[Data about app and page elements]
◇ ◇ ◇

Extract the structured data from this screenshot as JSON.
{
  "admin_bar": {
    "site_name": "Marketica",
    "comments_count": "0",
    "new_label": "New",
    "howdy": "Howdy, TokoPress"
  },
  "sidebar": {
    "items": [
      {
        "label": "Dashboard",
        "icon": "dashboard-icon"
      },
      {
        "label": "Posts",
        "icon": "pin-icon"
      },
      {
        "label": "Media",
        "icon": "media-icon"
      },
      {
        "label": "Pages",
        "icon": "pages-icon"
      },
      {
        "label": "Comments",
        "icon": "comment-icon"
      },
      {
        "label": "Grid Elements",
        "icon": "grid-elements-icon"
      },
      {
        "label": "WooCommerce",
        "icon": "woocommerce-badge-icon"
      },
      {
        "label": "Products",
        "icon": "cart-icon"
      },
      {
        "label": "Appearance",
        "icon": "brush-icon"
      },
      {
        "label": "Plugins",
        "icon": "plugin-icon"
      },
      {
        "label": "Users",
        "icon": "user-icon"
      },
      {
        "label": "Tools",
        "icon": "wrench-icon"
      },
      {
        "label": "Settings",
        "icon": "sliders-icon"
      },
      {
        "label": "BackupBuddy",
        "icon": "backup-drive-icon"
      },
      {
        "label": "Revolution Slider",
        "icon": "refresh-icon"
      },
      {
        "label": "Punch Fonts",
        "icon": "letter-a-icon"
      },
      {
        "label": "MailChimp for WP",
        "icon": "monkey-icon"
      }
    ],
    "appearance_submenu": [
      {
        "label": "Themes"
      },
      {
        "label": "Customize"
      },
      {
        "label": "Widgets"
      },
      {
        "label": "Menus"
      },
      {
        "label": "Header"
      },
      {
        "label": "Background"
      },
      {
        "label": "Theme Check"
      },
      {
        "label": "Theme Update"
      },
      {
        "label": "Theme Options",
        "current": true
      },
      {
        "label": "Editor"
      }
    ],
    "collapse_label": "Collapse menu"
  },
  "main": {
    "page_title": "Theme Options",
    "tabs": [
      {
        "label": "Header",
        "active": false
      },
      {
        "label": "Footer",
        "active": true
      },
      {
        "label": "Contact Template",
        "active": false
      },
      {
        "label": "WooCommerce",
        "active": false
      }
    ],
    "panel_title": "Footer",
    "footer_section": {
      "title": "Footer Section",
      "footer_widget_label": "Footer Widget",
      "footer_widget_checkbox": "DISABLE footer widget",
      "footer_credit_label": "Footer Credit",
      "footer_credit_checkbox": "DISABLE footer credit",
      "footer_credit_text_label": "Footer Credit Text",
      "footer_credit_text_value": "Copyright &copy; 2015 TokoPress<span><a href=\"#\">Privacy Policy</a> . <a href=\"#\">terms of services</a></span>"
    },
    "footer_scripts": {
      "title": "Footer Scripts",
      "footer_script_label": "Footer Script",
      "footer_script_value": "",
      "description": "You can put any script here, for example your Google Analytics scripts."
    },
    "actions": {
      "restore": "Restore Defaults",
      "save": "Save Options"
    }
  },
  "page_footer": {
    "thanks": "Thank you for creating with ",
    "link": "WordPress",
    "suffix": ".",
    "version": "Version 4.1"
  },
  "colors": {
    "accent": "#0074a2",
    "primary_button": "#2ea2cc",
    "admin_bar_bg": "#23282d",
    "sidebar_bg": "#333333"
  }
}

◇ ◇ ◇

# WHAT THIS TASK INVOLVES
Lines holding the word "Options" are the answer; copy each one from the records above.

# SOLUTION FOR THIS TASK
        "label": "Theme Options",
    "page_title": "Theme Options",
      "save": "Save Options"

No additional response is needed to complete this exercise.